Archive for the ‘ranking’ tag
I came across a paper from Kieth Shockley that describes the use of weighted entropy to rank order dose response curves. As this data type is the bread and butter of my day job a simple ranking method is always of interest to me. However, closer inspection of the paper reveals some fundamental problems.
The paper correctly notes that there is no definitive protocol to rank compounds using their dose response curves. Such rankings are invariably problem dependent – in some cases, simple potency based ranking of good quality curves is sufficient. In other cases structural clustering combined with a measure of potency enrichment is more suitable. In addition, it is also true that all compounds in a screen do not necessarily fit well to a 4-parameter Hill model. This may simply be due to noise but could also be due to some process that is better fit by some other model (bell or U shaped curves). The point being that rankings based on a pre-defined model may not be useful or accurate.
The paper proposes the use of entropy as a way to rank dose response curves in a model-free manner. While a natural approach is to use Shannon entropy, the author suggests that the equal weighting implicit in the calculation is unsuitable. Instead, the use of weighted entropy (WES) is proposed as a more robust approach that takes into account unreliable data points. The author defines the weights based on the level of detection of the assay (though I’d argue that since the intended goal is to capture the reliability of individual response points, a more appropriate weight should be derived from some form of variance – either from replicate data or else pooled across the collection) . The author then suggests that curves should be ranked by the WES value, with higher values indicating a better rank. However, I believe that the use of entropy is not suitable as a ranking procedure and in fact, as my experiments below show, it doesn’t appear to work.

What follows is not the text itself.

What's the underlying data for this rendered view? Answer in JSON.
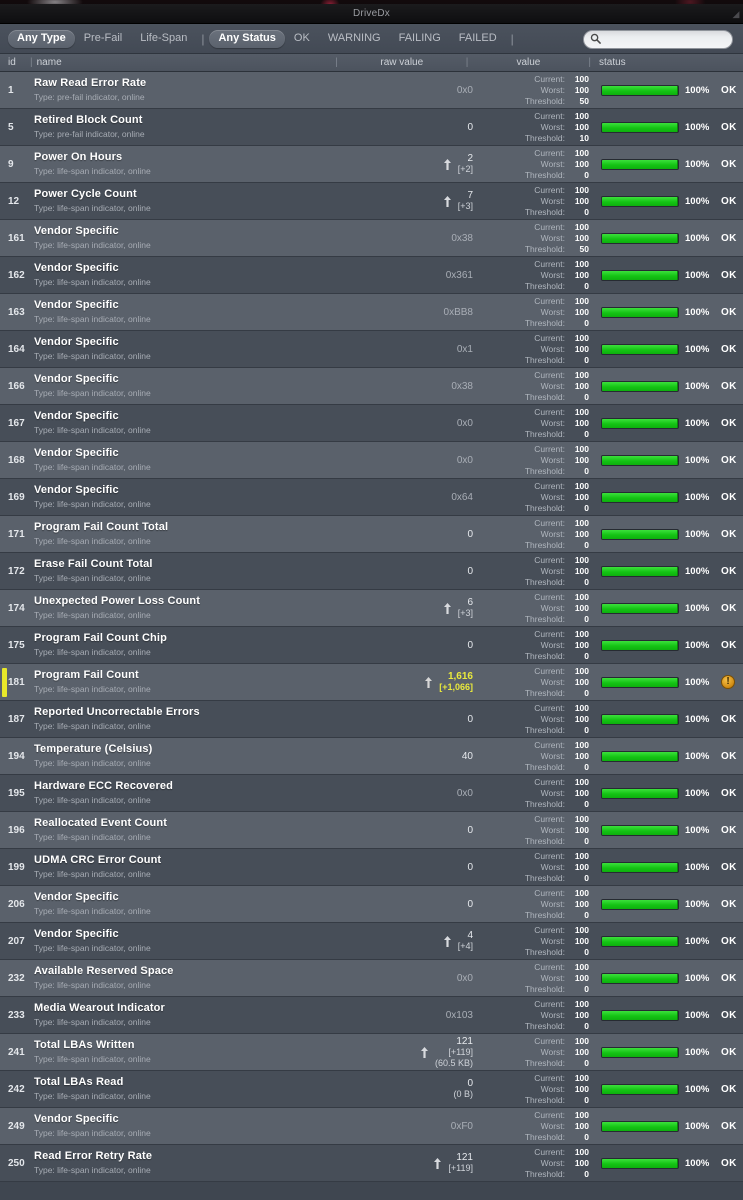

For any proposed ranking scheme, one must first define what the goal is. When ranking dose response curves are we looking for compounds
- that exhibit well defined dose response (top and bottom asymptotes, > 80% efficacy etc)?
- good potency, even if the curve is not that well fit?
- compounds with a specific chemotype?
One of the key omissions of the paper is that it does not explain what the end goal is of the ranking. Entropy of curve data is not equivalent to potency, goodness of fit or other curve characteristics. I suppose one could say that entropy ranking lets one differentiate noise from actual curves (whatever functional form is required to fit them). However this is not necessarily the case as shown in the overlaid density plots shown alongside. The pink region represents WES values calculated from a set of 466 curves whereas the green region represents WES from normally distributed random data (μ = 50, σ = 10). For this case, the WES values from real data (ie measured curves) are completely overlapped by the those derived from random data. Thus in this case, the WES would not differentiate between the two sets of data.
Even ignoring random data, the use of entropy does not reliably differentiate well defined curves, inactive curves and toxic curves. For example, in the figure alongside, the inactive compound exhibits a higher WES than the well defined active curve. The paper does explicitly note that the method was tested on activating curves only, but that should not preclude the use of applying it to inhibitory curves as in this example.
But more fundamentally, if one assumes that the goal of a ranking scheme for dose response curves is to place good quality actives at the top then the propsed WES (or even Shannon entropy, H) does not do the job. One way to to test this is to take a collection of curves, rank them by a measure and identify how many actives are identified in the top N% of the collection, for varying N. Ideally, a good ranking would identify nearly all the actives for a small N. If the ranking were random one would identify N% of the actives in the top N% of the collection. Here an active is defined in terms of curve class, a heuristic that we use to initially weed out poor quality curves and focus on good quality ones. I defined active as curve classes -1.1, -1.2, -2.2 and -2.1. It appears that on four different data sets I looked at, the WES or H do significantly worse than random as shown in the four enrichment curves below (the dashed diagonal corresponds to random ranking).
Instead the ranking scheme that seems to perform consistently better is the AUC (area under the dose response curve). I certainly don’t claim that AUC is a completely robust way to rank dose response curves (in fact for some cases such as invalid curve fits, it is nonsensical). But one would hope that WES does better than random! I also include LAC50, the logarithm of the AC50, as a ranking method simply because the paper considers it a poor way to rank curves (which I agree with, particularly if one does not first filter for good quality, efficacious curves).
Theoretically I see no reason that entropy should correlate with curve quality (as identified by curve class), so I wouldn’t be surprised by a low quality ranking. However, as defined by the paper, the WES is significantly and consistently, poorer than random which is quite surprising.
There are other issues – Table 3 does not seem to be correct. Surely β-testosterone is not an AR agonist with an AC50 of 9.57 x 10-22 μM. In addition, I’m not convinced that a single dataset represents a sufficient validation (given that Tox21 has about 80 published bioassays in PubChem). But in my opinion, this more a sign of sloppy reviewing & editing than anything else.
UPDATE (2/25) – Regenerated the enrichment curves so that data was ranked in the correct order when LAC50 was being used.